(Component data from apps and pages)
........

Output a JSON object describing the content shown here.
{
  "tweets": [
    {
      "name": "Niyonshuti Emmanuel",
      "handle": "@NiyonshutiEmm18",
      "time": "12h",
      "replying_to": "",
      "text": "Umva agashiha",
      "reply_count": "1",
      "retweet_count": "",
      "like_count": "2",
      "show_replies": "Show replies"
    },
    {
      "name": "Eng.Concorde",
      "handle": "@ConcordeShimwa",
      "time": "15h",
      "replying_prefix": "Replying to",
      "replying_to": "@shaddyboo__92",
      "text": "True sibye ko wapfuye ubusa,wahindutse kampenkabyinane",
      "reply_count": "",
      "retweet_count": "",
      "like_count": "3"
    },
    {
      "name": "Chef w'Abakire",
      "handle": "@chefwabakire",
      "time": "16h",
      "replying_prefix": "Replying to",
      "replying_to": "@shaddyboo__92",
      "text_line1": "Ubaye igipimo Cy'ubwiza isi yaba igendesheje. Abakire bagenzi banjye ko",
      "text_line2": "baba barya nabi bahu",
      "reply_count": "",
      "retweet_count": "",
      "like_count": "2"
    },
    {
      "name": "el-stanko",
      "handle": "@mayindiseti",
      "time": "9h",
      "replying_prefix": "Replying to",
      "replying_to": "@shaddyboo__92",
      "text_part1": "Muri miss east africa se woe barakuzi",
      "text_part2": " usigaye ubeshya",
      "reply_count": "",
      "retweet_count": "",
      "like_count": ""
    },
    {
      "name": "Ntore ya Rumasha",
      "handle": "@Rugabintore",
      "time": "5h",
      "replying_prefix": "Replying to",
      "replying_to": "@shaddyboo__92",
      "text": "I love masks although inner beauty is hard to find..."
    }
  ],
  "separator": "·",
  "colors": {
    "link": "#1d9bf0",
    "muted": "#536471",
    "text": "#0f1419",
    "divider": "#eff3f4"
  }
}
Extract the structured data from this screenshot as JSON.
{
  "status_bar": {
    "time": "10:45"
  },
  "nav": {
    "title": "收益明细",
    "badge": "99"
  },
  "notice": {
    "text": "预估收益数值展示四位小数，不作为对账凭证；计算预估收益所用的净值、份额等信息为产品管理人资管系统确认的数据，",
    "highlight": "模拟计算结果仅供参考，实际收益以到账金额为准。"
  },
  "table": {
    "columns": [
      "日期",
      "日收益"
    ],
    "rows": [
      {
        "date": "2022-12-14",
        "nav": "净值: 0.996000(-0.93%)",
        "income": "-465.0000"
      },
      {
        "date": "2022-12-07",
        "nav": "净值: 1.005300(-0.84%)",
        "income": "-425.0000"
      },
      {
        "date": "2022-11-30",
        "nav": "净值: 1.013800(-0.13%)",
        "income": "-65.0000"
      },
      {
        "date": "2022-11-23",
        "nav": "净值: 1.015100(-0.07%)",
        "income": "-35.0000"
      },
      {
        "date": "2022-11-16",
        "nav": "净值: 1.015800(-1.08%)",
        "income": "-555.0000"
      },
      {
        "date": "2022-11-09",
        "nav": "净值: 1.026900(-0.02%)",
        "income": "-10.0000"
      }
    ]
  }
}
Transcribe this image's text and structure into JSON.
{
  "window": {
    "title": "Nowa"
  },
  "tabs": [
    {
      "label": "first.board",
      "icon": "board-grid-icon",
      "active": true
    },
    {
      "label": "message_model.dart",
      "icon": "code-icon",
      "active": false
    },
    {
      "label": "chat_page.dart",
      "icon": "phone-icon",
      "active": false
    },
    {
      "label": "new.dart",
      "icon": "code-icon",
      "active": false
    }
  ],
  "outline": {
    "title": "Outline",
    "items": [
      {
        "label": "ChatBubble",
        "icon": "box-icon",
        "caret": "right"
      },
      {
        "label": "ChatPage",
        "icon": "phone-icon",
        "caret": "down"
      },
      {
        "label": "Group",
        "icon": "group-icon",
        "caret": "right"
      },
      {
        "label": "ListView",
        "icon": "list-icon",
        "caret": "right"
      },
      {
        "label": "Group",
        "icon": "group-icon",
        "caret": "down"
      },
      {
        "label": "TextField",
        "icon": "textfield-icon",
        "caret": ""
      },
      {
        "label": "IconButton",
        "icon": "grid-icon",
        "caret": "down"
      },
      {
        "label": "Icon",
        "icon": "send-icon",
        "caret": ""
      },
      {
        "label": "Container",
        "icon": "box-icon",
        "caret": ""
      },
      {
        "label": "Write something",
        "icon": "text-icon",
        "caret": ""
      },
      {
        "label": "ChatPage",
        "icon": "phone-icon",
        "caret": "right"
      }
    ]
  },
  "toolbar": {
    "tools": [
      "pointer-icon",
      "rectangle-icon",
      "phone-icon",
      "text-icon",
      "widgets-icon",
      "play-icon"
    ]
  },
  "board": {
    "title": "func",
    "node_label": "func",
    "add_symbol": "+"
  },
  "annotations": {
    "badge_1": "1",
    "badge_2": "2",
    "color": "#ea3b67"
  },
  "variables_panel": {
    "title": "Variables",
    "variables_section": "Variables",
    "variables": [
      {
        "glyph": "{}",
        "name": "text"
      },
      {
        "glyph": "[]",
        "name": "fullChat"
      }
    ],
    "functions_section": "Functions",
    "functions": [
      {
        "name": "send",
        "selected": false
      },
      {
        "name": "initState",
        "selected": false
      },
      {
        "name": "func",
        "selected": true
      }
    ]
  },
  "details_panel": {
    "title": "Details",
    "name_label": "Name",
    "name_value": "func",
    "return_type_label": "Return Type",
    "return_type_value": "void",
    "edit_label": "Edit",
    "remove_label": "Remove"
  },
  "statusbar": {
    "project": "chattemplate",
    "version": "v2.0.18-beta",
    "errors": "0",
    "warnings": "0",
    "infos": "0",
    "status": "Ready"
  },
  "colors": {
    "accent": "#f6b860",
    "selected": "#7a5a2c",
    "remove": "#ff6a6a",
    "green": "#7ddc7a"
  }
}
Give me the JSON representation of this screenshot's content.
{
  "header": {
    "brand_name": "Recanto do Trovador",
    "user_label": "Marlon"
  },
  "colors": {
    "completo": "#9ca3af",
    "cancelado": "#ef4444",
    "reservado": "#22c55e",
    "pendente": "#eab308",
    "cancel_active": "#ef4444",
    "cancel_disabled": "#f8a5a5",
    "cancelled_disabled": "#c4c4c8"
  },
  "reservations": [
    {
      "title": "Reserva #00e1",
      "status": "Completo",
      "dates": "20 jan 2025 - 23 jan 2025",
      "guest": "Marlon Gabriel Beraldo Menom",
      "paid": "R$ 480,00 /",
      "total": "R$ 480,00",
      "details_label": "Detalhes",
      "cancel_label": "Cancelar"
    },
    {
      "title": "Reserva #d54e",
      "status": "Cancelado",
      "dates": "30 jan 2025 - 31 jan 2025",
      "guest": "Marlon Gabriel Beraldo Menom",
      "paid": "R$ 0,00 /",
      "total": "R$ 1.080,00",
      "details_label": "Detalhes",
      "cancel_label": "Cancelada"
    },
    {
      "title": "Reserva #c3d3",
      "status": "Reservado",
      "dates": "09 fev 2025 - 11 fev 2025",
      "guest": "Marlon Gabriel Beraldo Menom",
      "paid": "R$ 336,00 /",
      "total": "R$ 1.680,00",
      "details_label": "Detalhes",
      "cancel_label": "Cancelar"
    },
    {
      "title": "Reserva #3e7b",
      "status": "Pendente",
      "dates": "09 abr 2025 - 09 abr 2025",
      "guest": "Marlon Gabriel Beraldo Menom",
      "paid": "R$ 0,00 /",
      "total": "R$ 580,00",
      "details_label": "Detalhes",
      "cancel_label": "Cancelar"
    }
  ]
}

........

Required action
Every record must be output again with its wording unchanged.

Your solution
Output a JSON object describing the content shown here.
{
  "tweets": [
    {
      "name": "Niyonshuti Emmanuel",
      "handle": "@NiyonshutiEmm18",
      "time": "12h",
      "replying_to": "",
      "text": "Umva agashiha",
      "reply_count": "1",
      "retweet_count": "",
      "like_count": "2",
      "show_replies": "Show replies"
    },
    {
      "name": "Eng.Concorde",
      "handle": "@ConcordeShimwa",
      "time": "15h",
      "replying_prefix": "Replying to",
      "replying_to": "@shaddyboo__92",
      "text": "True sibye ko wapfuye ubusa,wahindutse kampenkabyinane",
      "reply_count": "",
      "retweet_count": "",
      "like_count": "3"
    },
    {
      "name": "Chef w'Abakire",
      "handle": "@chefwabakire",
      "time": "16h",
      "replying_prefix": "Replying to",
      "replying_to": "@shaddyboo__92",
      "text_line1": "Ubaye igipimo Cy'ubwiza isi yaba igendesheje. Abakire bagenzi banjye ko",
      "text_line2": "baba barya nabi bahu",
      "reply_count": "",
      "retweet_count": "",
      "like_count": "2"
    },
    {
      "name": "el-stanko",
      "handle": "@mayindiseti",
      "time": "9h",
      "replying_prefix": "Replying to",
      "replying_to": "@shaddyboo__92",
      "text_part1": "Muri miss east africa se woe barakuzi",
      "text_part2": " usigaye ubeshya",
      "reply_count": "",
      "retweet_count": "",
      "like_count": ""
    },
    {
      "name": "Ntore ya Rumasha",
      "handle": "@Rugabintore",
      "time": "5h",
      "replying_prefix": "Replying to",
      "replying_to": "@shaddyboo__92",
      "text": "I love masks although inner beauty is hard to find..."
    }
  ],
  "separator": "·",
  "colors": {
    "link": "#1d9bf0",
    "muted": "#536471",
    "text": "#0f1419",
    "divider": "#eff3f4"
  }
}
Extract the structured data from this screenshot as JSON.
{
  "status_bar": {
    "time": "10:45"
  },
  "nav": {
    "title": "收益明细",
    "badge": "99"
  },
  "notice": {
    "text": "预估收益数值展示四位小数，不作为对账凭证；计算预估收益所用的净值、份额等信息为产品管理人资管系统确认的数据，",
    "highlight": "模拟计算结果仅供参考，实际收益以到账金额为准。"
  },
  "table": {
    "columns": [
      "日期",
      "日收益"
    ],
    "rows": [
      {
        "date": "2022-12-14",
        "nav": "净值: 0.996000(-0.93%)",
        "income": "-465.0000"
      },
      {
        "date": "2022-12-07",
        "nav": "净值: 1.005300(-0.84%)",
        "income": "-425.0000"
      },
      {
        "date": "2022-11-30",
        "nav": "净值: 1.013800(-0.13%)",
        "income": "-65.0000"
      },
      {
        "date": "2022-11-23",
        "nav": "净值: 1.015100(-0.07%)",
        "income": "-35.0000"
      },
      {
        "date": "2022-11-16",
        "nav": "净值: 1.015800(-1.08%)",
        "income": "-555.0000"
      },
      {
        "date": "2022-11-09",
        "nav": "净值: 1.026900(-0.02%)",
        "income": "-10.0000"
      }
    ]
  }
}
Transcribe this image's text and structure into JSON.
{
  "window": {
    "title": "Nowa"
  },
  "tabs": [
    {
      "label": "first.board",
      "icon": "board-grid-icon",
      "active": true
    },
    {
      "label": "message_model.dart",
      "icon": "code-icon",
      "active": false
    },
    {
      "label": "chat_page.dart",
      "icon": "phone-icon",
      "active": false
    },
    {
      "label": "new.dart",
      "icon": "code-icon",
      "active": false
    }
  ],
  "outline": {
    "title": "Outline",
    "items": [
      {
        "label": "ChatBubble",
        "icon": "box-icon",
        "caret": "right"
      },
      {
        "label": "ChatPage",
        "icon": "phone-icon",
        "caret": "down"
      },
      {
        "label": "Group",
        "icon": "group-icon",
        "caret": "right"
      },
      {
        "label": "ListView",
        "icon": "list-icon",
        "caret": "right"
      },
      {
        "label": "Group",
        "icon": "group-icon",
        "caret": "down"
      },
      {
        "label": "TextField",
        "icon": "textfield-icon",
        "caret": ""
      },
      {
        "label": "IconButton",
        "icon": "grid-icon",
        "caret": "down"
      },
      {
        "label": "Icon",
        "icon": "send-icon",
        "caret": ""
      },
      {
        "label": "Container",
        "icon": "box-icon",
        "caret": ""
      },
      {
        "label": "Write something",
        "icon": "text-icon",
        "caret": ""
      },
      {
        "label": "ChatPage",
        "icon": "phone-icon",
        "caret": "right"
      }
    ]
  },
  "toolbar": {
    "tools": [
      "pointer-icon",
      "rectangle-icon",
      "phone-icon",
      "text-icon",
      "widgets-icon",
      "play-icon"
    ]
  },
  "board": {
    "title": "func",
    "node_label": "func",
    "add_symbol": "+"
  },
  "annotations": {
    "badge_1": "1",
    "badge_2": "2",
    "color": "#ea3b67"
  },
  "variables_panel": {
    "title": "Variables",
    "variables_section": "Variables",
    "variables": [
      {
        "glyph": "{}",
        "name": "text"
      },
      {
        "glyph": "[]",
        "name": "fullChat"
      }
    ],
    "functions_section": "Functions",
    "functions": [
      {
        "name": "send",
        "selected": false
      },
      {
        "name": "initState",
        "selected": false
      },
      {
        "name": "func",
        "selected": true
      }
    ]
  },
  "details_panel": {
    "title": "Details",
    "name_label": "Name",
    "name_value": "func",
    "return_type_label": "Return Type",
    "return_type_value": "void",
    "edit_label": "Edit",
    "remove_label": "Remove"
  },
  "statusbar": {
    "project": "chattemplate",
    "version": "v2.0.18-beta",
    "errors": "0",
    "warnings": "0",
    "infos": "0",
    "status": "Ready"
  },
  "colors": {
    "accent": "#f6b860",
    "selected": "#7a5a2c",
    "remove": "#ff6a6a",
    "green": "#7ddc7a"
  }
}
Give me the JSON representation of this screenshot's content.
{
  "header": {
    "brand_name": "Recanto do Trovador",
    "user_label": "Marlon"
  },
  "colors": {
    "completo": "#9ca3af",
    "cancelado": "#ef4444",
    "reservado": "#22c55e",
    "pendente": "#eab308",
    "cancel_active": "#ef4444",
    "cancel_disabled": "#f8a5a5",
    "cancelled_disabled": "#c4c4c8"
  },
  "reservations": [
    {
      "title": "Reserva #00e1",
      "status": "Completo",
      "dates": "20 jan 2025 - 23 jan 2025",
      "guest": "Marlon Gabriel Beraldo Menom",
      "paid": "R$ 480,00 /",
      "total": "R$ 480,00",
      "details_label": "Detalhes",
      "cancel_label": "Cancelar"
    },
    {
      "title": "Reserva #d54e",
      "status": "Cancelado",
      "dates": "30 jan 2025 - 31 jan 2025",
      "guest": "Marlon Gabriel Beraldo Menom",
      "paid": "R$ 0,00 /",
      "total": "R$ 1.080,00",
      "details_label": "Detalhes",
      "cancel_label": "Cancelada"
    },
    {
      "title": "Reserva #c3d3",
      "status": "Reservado",
      "dates": "09 fev 2025 - 11 fev 2025",
      "guest": "Marlon Gabriel Beraldo Menom",
      "paid": "R$ 336,00 /",
      "total": "R$ 1.680,00",
      "details_label": "Detalhes",
      "cancel_label": "Cancelar"
    },
    {
      "title": "Reserva #3e7b",
      "status": "Pendente",
      "dates": "09 abr 2025 - 09 abr 2025",
      "guest": "Marlon Gabriel Beraldo Menom",
      "paid": "R$ 0,00 /",
      "total": "R$ 580,00",
      "details_label": "Detalhes",
      "cancel_label": "Cancelar"
    }
  ]
}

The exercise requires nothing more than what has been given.